Two local cricketers helped Brisbane State High School's 1st XI turn its fortunes in the annual Five Highs Cricket Carnival in Adelaide early last month and now they have their sights set on GPS glory.
Biddaddaba’s Keegan O'Donnell and Beaudesert’s William Conroy excelled during the round robin tournament that is seen as a key part of the team's preparations for the GPS season ahead.
Facing four of the premier cricketing schools in the country – Kent Street Senior High School, Melbourne State High School, Sydney Boys’ High School and hosts Adelaide High School – the boys from the sunshine state tied in first place but were resigned to second with run rate determining their fate.
Perth’s Kent Street Senior High were the eventual winners. They were also the only team to inflict defeat on the Brisbane side who recovered from the loss in their first match to record impressive victories in the remaining clashes.
Cunning off spinner O’Donnell claimed eight scalps across the four matches and his outstanding individual performance was rewarded with selection in the All Australian School merit team.
Though known for his lethal right arm medium fast bowling, it was with the bat that Conroy made his most valuable contribution of the tournament. It came in the third match against Melbourne State HIgh School.
Conroy strode to the crease with his team in serious trouble at 6/40 chasing 150 and showed Pat Cummins-esque steel on his way to 53 not out and a 110 run match winning partnership.

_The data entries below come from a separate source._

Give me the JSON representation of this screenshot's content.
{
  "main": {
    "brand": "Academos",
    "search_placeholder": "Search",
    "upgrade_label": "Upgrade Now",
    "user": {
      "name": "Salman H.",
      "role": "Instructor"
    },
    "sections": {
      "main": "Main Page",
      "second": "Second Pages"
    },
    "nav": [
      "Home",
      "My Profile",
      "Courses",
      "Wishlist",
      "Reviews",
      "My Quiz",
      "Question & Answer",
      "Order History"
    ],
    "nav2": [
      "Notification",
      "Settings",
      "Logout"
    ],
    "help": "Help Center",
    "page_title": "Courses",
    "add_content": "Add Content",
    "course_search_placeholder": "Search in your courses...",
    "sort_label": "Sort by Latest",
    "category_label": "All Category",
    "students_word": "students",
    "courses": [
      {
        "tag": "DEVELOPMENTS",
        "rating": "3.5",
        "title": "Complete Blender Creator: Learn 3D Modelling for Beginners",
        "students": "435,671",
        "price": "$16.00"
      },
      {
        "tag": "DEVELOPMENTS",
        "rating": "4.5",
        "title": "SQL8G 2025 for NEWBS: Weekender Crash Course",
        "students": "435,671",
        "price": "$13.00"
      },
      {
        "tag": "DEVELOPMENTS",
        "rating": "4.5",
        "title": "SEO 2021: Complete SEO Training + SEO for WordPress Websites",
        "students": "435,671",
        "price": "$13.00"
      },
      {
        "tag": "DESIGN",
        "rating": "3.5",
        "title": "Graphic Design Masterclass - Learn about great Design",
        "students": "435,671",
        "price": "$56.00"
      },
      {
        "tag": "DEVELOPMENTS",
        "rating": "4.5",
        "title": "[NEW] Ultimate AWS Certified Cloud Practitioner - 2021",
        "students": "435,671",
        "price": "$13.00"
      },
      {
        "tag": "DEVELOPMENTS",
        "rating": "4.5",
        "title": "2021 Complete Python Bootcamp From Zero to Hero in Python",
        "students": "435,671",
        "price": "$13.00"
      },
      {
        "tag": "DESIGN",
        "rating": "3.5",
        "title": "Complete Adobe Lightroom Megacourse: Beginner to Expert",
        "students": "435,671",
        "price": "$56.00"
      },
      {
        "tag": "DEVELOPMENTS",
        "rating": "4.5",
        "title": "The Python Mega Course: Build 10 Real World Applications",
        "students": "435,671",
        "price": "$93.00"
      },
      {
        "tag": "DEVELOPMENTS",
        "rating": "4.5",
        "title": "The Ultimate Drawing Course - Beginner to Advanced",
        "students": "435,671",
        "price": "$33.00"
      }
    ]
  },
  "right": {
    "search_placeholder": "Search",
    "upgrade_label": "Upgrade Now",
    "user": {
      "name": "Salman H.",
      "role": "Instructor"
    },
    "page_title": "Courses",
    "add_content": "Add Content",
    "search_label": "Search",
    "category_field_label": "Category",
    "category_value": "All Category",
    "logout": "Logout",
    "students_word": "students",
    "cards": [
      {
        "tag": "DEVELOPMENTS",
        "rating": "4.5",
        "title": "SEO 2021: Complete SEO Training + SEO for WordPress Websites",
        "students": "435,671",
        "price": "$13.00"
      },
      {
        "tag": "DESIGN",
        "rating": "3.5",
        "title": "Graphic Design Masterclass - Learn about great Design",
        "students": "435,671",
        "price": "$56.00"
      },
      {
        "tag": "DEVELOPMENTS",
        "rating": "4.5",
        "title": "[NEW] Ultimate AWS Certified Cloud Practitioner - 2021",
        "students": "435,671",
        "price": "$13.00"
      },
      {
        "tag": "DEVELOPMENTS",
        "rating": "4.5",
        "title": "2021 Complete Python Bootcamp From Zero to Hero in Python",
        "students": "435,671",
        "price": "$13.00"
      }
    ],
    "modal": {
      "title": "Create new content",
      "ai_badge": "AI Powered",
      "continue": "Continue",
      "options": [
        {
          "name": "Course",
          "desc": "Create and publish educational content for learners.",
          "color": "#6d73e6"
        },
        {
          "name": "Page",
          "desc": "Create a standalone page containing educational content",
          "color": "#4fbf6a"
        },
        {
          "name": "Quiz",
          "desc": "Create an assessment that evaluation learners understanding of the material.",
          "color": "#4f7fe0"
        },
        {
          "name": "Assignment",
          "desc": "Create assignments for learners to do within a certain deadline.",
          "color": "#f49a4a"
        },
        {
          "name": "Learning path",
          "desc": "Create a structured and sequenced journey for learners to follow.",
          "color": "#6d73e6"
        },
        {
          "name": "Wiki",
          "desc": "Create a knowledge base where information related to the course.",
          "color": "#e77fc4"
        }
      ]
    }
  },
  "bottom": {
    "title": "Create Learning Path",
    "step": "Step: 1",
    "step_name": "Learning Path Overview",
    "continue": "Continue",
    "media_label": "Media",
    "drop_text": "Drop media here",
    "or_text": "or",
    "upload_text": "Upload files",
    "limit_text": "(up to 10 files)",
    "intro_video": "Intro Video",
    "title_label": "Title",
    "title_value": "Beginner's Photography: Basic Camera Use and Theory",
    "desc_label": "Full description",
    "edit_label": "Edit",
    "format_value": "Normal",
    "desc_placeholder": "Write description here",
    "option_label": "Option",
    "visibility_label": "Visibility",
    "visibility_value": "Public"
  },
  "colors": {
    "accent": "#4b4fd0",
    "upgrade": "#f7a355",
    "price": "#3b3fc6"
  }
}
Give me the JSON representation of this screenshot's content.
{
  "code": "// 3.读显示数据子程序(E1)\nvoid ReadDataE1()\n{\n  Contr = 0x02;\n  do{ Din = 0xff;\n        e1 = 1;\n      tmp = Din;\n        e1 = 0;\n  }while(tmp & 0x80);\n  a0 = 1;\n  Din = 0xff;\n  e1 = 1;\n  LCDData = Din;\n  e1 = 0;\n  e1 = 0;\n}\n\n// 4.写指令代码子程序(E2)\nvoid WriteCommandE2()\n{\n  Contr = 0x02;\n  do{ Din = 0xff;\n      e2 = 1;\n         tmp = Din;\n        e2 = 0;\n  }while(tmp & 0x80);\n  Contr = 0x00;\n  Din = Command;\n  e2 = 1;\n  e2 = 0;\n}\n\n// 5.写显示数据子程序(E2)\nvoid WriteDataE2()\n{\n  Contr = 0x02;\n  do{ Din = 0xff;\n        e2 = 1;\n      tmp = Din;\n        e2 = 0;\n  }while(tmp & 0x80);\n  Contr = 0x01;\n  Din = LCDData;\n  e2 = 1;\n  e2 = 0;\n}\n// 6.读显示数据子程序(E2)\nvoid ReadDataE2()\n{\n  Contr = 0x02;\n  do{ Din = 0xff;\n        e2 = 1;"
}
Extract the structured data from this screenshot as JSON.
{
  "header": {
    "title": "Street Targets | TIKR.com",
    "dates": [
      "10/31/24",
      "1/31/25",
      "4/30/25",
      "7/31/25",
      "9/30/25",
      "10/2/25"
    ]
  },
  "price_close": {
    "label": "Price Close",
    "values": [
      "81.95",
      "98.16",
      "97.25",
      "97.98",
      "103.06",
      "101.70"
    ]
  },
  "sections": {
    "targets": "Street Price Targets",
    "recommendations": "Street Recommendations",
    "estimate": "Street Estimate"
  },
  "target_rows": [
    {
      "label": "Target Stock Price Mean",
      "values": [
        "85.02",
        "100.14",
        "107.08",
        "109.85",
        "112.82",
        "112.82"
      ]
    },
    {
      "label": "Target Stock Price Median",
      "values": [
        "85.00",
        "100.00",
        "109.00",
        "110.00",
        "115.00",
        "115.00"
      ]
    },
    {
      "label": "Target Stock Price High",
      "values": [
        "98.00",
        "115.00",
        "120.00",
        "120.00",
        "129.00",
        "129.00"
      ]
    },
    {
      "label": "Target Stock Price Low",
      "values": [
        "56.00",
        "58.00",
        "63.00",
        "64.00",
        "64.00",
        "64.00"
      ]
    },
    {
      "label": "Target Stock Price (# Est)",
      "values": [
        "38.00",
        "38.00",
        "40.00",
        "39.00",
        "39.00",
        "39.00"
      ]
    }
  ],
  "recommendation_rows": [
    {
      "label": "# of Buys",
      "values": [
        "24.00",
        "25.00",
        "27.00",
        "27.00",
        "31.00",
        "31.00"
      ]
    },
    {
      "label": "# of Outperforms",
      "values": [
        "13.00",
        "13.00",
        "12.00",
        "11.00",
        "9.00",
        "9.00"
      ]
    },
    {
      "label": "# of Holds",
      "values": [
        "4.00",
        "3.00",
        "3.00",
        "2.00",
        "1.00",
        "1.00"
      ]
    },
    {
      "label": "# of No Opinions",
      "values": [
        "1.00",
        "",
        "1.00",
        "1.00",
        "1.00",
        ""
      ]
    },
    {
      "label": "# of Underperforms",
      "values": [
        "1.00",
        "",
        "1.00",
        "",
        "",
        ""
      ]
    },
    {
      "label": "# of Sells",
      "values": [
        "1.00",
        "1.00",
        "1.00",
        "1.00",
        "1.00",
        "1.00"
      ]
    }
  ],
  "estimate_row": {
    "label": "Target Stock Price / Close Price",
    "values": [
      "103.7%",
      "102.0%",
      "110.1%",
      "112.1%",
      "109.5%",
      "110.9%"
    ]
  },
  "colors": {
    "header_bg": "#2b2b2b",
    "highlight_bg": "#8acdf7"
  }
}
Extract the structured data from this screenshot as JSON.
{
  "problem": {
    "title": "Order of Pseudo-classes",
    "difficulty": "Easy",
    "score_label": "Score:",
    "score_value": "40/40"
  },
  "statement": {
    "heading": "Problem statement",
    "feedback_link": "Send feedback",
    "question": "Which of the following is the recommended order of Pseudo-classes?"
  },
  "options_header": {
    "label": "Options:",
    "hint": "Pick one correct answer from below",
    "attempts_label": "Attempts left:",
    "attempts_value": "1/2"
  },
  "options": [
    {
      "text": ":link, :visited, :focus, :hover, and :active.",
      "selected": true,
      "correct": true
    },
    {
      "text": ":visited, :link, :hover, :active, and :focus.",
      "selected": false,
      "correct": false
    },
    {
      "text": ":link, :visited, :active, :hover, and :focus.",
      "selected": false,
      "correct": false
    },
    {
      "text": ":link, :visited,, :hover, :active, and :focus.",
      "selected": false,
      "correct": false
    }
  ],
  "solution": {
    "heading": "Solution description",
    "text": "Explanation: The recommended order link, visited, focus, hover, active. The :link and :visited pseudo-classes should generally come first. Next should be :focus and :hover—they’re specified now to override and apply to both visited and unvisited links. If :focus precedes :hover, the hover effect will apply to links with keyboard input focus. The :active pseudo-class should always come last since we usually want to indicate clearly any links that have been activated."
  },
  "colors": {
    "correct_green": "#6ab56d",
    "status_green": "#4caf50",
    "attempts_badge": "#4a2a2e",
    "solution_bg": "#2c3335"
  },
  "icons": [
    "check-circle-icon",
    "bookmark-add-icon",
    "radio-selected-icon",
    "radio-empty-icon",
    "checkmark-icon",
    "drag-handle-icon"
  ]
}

O’Donnell said he was pleased with his and the team’s performance against lineups loaded with state and national representatives.
“It was the best I’ve bowled in a long time,” he said. “It was a high standard of competition but GPS will be a lot harder and we know we need to keep working. To win GPS would be amazing. We have a team stacked with good players, so I think we have a decent shot.”
Emerging all-rounder Conroy said playing the elite competition had forced him to consider different strategies for taking wickets and scoring runs against quality attacks.
“In clubland you can just bowl at the stumps and you'll get wickets,” Conroy said.
“At that level, you need to try different bowling plans, field placements and a variety of deliveries. You also need to develop new shots and ways to score.”
He credited the 1st XI’s resurgence to an injection of young talent and a desire burning within the squad.
After a disappointing showing last year, the latest edition featuring new blood like O’Donnell and Conroy are determined to be a contender in 2019.
So committed to the cause are those vying for a position that they began training shortly after last season ended.
As well as honing their cricketing skills, 1st XI hopefuls have been turning up one morning a week for two school terms to run hill sprints in the belief the fitness will give them an edge over rivals.
Conroy and O'Donnell play locally for the Beaudesert Cricket Club in Division One and both hold ambitions of playing grade cricket in Brisbane following school.
“I wish I could take Everdell with me everywhere,” O'Donnell said.
“It's my favourite ground.
“I grew up playing cricket there and my dad trained me there, it's my second home.
“I have met a lot of mates through cricket and many that I still have now.”
Conroy also said he relished any opportunity to team up with his old mates at the Beaudesert club.